In the midst of a heated U.S. election season, non-profit advocacy organizations must be prepared to defend themselves against an array of online threats, including harassment, spear phishing, and disinformation campaigns. What can organizations do to be more resilient to potentially damaging attacks before and after the election?
On September 22nd, a virtual panel discussion presented by Citizen Clinic, part of UC Berkeley’s Center for Long-Term Cybersecurity (CLTC), tackled the question of how civil society organizations can build the capacity to remain secure online. Moderated by Steve Trush, a research fellow at CLTC and Interim Director of Citizen Clinic, the panel featured Sarah Aoun, a human rights technologist, and Chris Garaffa, Technology Director for Trans Lifeline, in a conversation focused on the importance of cybersecurity for civil society organizations, even those not involved in political campaigns.
The topic is closely aligned with the work of Citizen Clinic, the world’s first public-interest digital security clinic, which enables teams of UC Berkeley students to provide digital security assistance to civil society organizations. “We are building a new public-interest technology community where digital safety is part of the foundation of civil society,” Trush explained in his opening remarks. “We are empowering the organizations that we partner with to use technology to fulfill their missions, defend against digital threats, and build their capabilities. We also are serving as a model for other universities to replicate.”
The election season can be particularly intense for advocacy organizations whose missions are directly affected by changes in political leadership. “We were just in a state of panic the day after the 2016 election, but also it brings trolls and it brings harassers as they find out about us as well,” Garaffa said. “We saw a huge spike in 2016, and honestly, we’re getting ready for a repeat. It’s not going to be over in November, it’s not going to be over in January, it continues almost year round for us, because the impact of the elections really has a significant impact on our work.”
Aoun explained that, following the 2016 election, she worked with an organization that helped provide digital security workshops to help New York City and other cities become “sanctuary cities,” including by improving their password hygiene, raising awareness about phishing, and ensuring data was encrypted and stored securely. “There are not a lot of people that provide digital security support for for nonprofits and for NGOs,” Aoun said. “There are a lot of people that work in cybersecurity in the corporate sector, but there are not a lot of people that do this work in civil society. I’ve definitely seen a change over the past few years.”
There are a lot of people that work in cybersecurity in the corporate sector, but there are not a lot of people that do this work in civil society.

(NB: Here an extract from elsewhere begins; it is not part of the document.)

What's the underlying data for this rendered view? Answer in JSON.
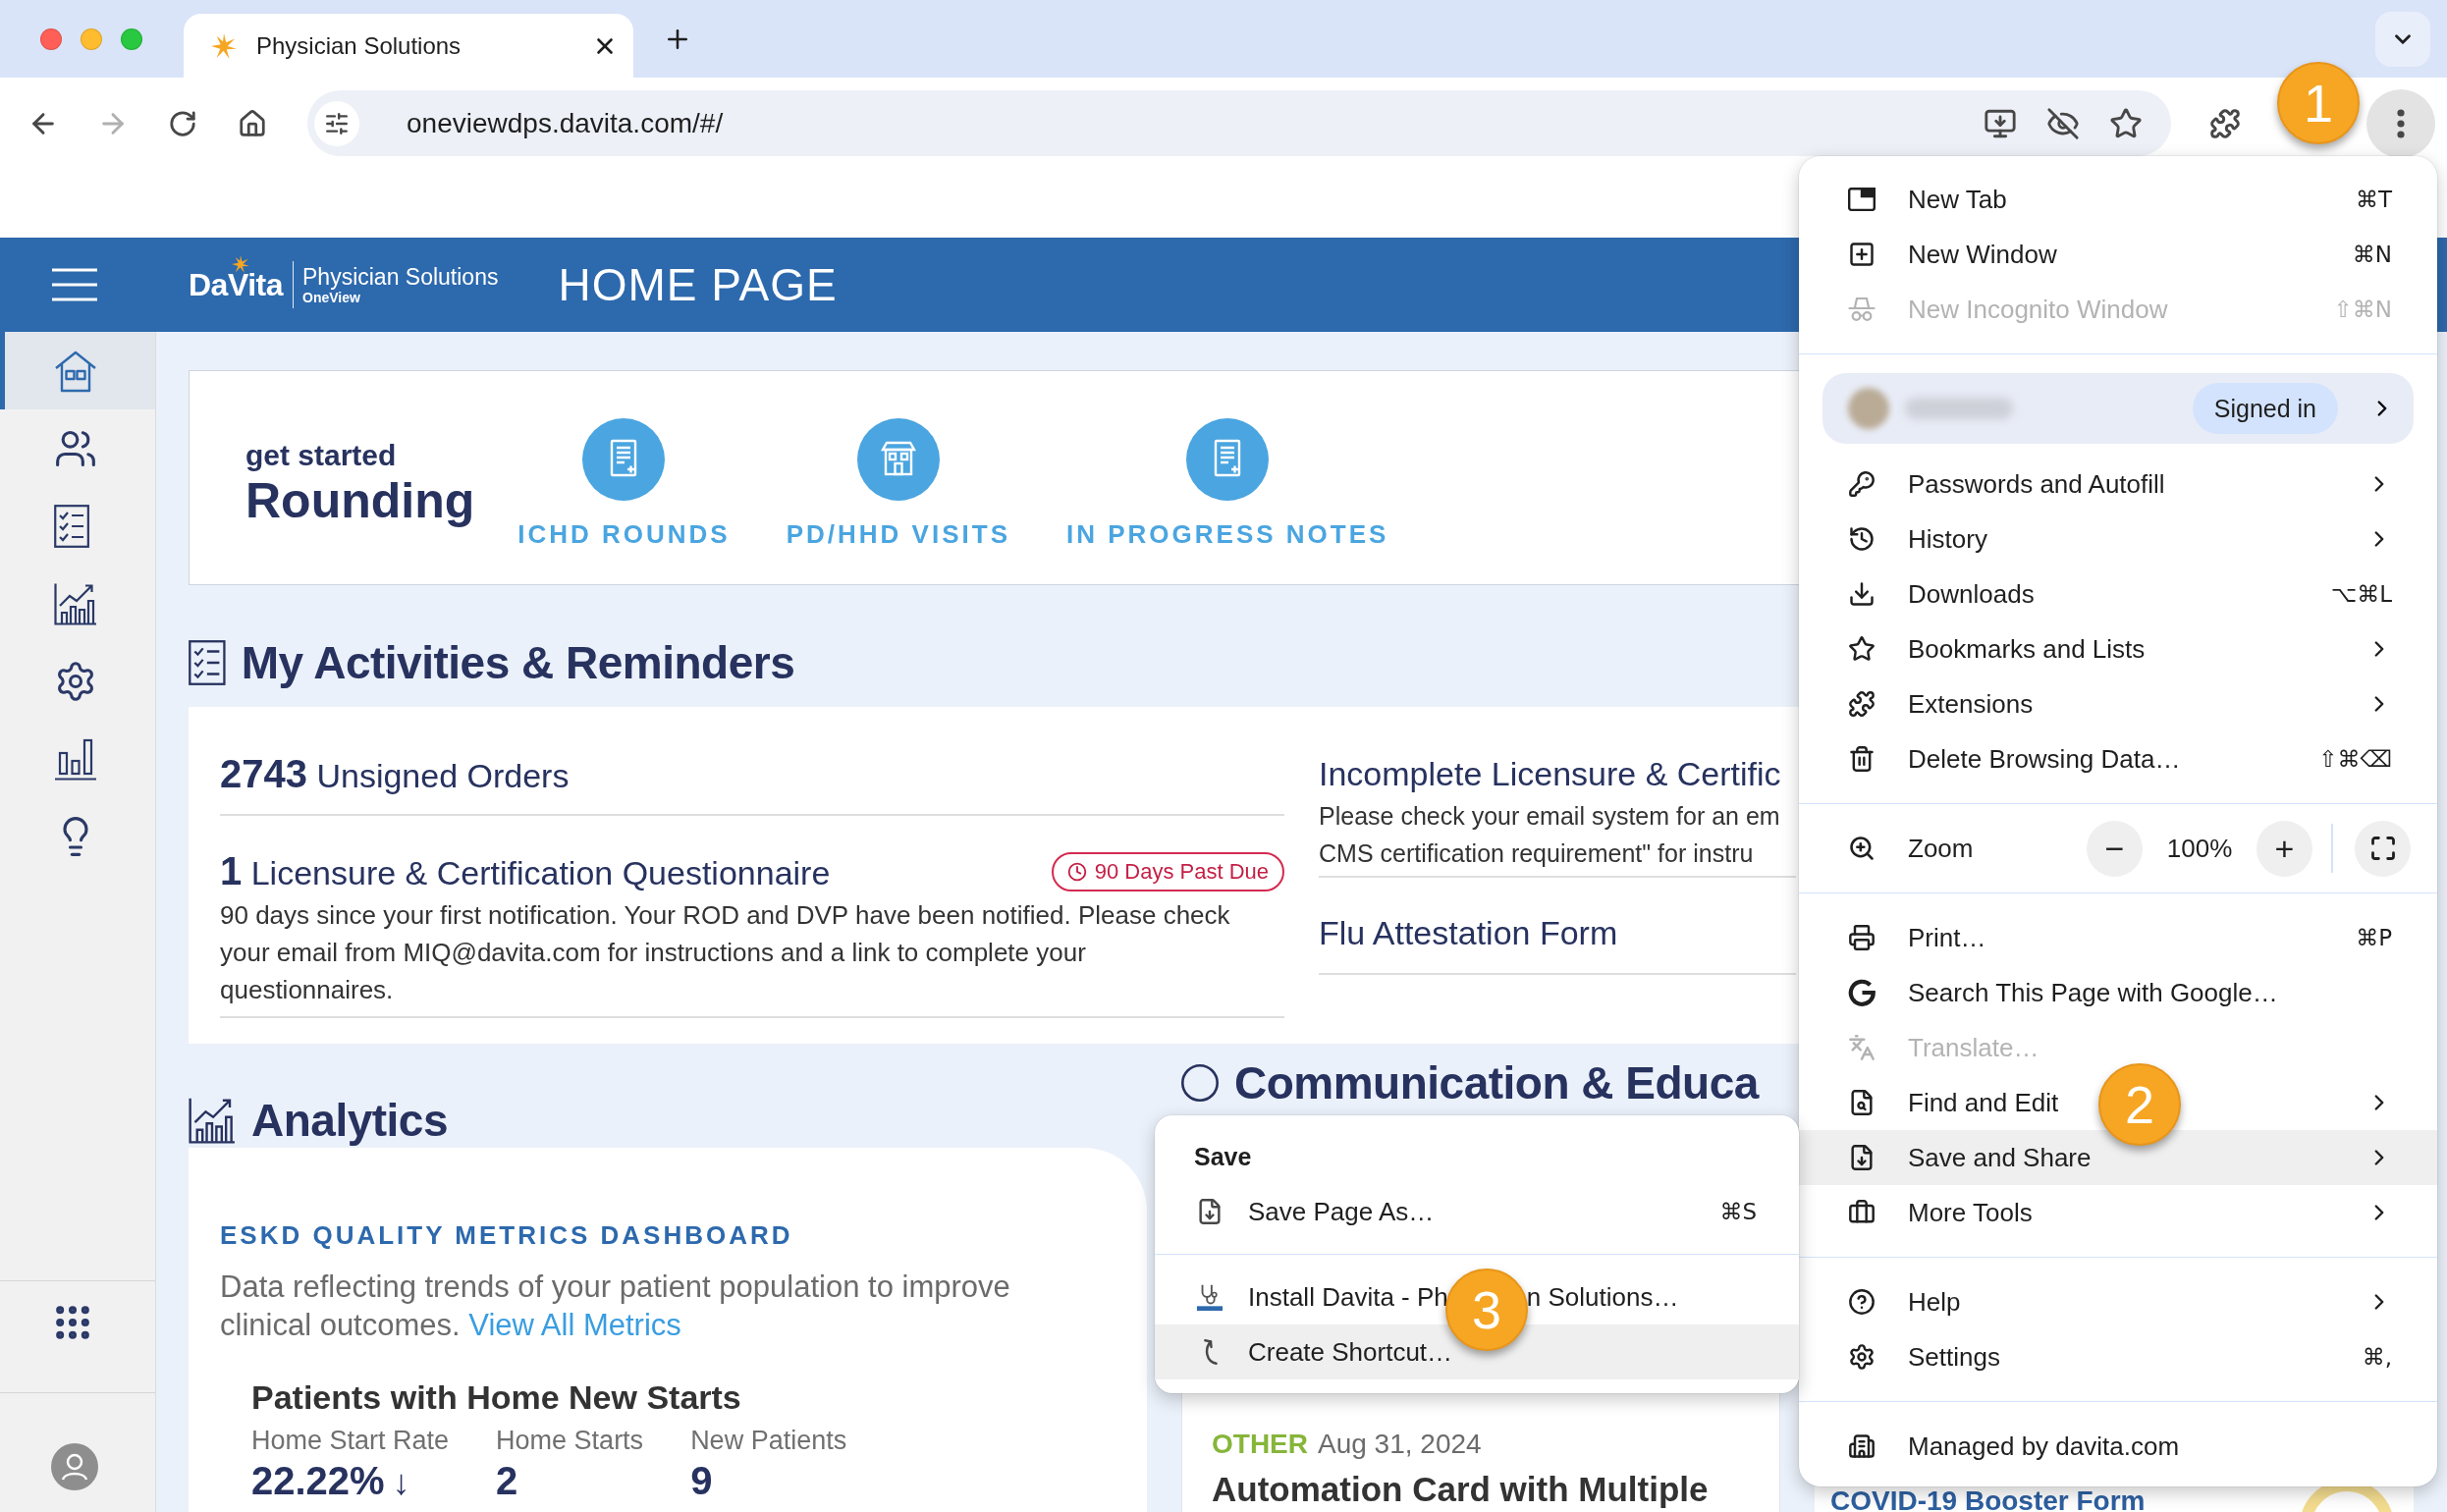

In the face of growing threats —from surveillance by law enforcement agencies to coordinated “doxing” campaigns, when individuals’ personal information is made public — organizations need to maintain strong security practices, the panelists agreed. Garaffa recalled that Trans Life was targeted through a sophisticated spear phishing campaign in which the sender of an email to an employee pretended to be the executive director. “Thankfully, due to the training we have done… we were able to identify it…. When we think about cyberattacks, we often think about China, Russia, or Iran, but the vast majority of our attacks come from the United States.”
The panelists stressed the importance of building organizational cultures that are focused on security — and taking incremental steps toward improving their digital security. “It’s never too late,” Garaffa said. “If you haven’t done anything, or you don’t have time or budget, you can take some very simple steps now. And it will help you every day you do something…. You don’t have to do it all overnight.”
“I often work with people who are quite overwhelmed at the prospect of securing themselves or their organization and they don’t really know where to start,” Aoun agreed. “Thankfully, at this point, there are so many so many amazing resources out there [including Citizen Clinic’s Cybersecurity Education Center]. Thinking about your risk assessment or threat model is a great starting point.”
The panelists discussed the importance of strong password hygiene (including using a password manager), as well as two-factor authentication. “Shifting the culture at an organization is quite hard,” Aoun said. “But a good place to start often I find is an onboarding policy centered around security, so at least you’re establishing that baseline from the start…. Just the small things really make a difference.”
Watch the video of the panel above or on YouTube.